Record extracts
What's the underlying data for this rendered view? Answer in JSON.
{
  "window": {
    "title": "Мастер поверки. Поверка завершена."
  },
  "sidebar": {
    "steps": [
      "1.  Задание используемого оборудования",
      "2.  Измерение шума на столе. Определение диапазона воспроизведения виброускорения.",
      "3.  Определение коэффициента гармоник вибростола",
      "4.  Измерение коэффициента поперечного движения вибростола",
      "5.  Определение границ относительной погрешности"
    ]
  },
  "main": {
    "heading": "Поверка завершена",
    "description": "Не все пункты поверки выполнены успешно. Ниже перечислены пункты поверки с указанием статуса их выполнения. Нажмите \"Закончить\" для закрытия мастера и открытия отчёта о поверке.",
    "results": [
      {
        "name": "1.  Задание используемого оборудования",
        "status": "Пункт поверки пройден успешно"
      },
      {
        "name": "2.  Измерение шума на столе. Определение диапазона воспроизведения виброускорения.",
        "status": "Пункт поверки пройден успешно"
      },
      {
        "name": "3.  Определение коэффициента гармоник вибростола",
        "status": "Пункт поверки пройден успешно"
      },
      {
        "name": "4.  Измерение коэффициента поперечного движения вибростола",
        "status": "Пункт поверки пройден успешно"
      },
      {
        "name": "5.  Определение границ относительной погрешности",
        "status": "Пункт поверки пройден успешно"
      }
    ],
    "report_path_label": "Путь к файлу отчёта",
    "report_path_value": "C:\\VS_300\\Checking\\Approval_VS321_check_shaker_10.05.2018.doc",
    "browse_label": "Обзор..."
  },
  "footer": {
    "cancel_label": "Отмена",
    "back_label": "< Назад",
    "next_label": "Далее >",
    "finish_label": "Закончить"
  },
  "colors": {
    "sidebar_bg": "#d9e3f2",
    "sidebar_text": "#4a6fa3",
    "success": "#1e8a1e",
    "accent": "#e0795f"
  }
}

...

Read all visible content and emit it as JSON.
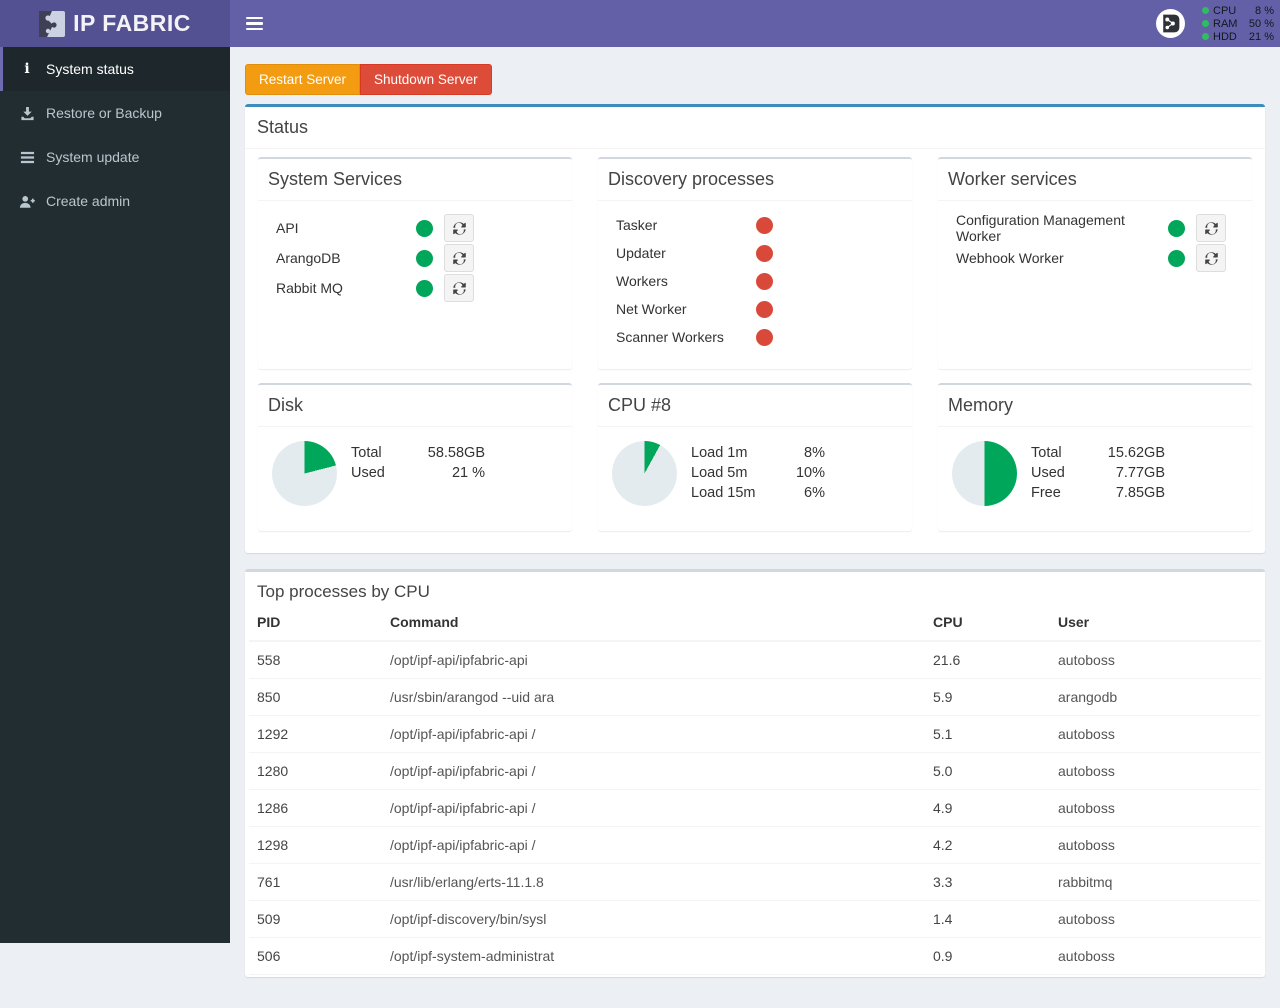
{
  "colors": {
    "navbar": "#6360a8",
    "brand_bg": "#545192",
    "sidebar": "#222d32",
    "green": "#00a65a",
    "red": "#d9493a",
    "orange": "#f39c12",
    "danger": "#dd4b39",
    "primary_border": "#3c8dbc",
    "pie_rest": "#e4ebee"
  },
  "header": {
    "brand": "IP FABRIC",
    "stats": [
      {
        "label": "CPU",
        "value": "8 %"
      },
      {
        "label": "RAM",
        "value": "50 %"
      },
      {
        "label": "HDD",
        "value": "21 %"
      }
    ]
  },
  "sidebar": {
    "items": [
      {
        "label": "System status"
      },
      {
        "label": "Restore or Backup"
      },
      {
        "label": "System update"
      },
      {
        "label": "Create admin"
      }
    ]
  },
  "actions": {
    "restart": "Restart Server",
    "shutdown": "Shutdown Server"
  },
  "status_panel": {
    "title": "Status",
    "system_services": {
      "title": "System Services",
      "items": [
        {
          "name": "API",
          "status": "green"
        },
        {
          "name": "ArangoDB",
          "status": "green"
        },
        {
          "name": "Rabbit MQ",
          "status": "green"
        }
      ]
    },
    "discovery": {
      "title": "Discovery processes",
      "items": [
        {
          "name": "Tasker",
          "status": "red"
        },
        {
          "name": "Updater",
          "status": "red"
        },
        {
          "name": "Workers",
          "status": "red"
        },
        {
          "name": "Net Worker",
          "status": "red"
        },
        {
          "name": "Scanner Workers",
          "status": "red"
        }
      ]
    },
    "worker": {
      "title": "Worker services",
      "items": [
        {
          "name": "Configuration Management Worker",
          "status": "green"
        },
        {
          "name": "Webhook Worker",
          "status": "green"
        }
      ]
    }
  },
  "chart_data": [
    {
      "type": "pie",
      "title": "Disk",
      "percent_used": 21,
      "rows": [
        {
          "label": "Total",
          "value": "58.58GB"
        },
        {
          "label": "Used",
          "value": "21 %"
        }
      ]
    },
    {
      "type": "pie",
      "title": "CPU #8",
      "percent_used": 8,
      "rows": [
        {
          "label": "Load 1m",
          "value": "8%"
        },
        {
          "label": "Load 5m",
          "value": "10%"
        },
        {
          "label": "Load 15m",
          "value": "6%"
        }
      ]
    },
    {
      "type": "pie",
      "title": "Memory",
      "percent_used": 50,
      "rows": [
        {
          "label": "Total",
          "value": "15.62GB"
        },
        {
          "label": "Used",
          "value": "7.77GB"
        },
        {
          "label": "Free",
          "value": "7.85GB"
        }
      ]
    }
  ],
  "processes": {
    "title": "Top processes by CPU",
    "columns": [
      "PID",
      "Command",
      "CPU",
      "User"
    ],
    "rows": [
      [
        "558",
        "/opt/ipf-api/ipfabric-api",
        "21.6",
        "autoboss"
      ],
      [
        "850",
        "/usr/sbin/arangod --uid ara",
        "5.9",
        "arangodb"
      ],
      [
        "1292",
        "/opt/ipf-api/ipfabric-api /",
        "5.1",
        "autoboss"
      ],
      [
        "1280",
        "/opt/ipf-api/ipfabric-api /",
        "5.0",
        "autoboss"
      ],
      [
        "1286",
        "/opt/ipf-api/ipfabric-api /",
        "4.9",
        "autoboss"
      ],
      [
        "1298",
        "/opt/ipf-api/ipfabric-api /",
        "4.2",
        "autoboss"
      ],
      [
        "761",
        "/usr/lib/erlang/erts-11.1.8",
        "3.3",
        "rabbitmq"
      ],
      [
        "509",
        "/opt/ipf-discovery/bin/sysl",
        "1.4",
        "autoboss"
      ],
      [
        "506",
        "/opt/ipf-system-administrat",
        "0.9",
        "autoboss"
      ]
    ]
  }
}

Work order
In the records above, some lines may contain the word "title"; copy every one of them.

Result
    "title": "Мастер поверки. Поверка завершена."
    "title": "Status",
      "title": "System Services",
      "title": "Discovery processes",
      "title": "Worker services",
      "title": "Disk",
      "title": "CPU #8",
      "title": "Memory",
    "title": "Top processes by CPU",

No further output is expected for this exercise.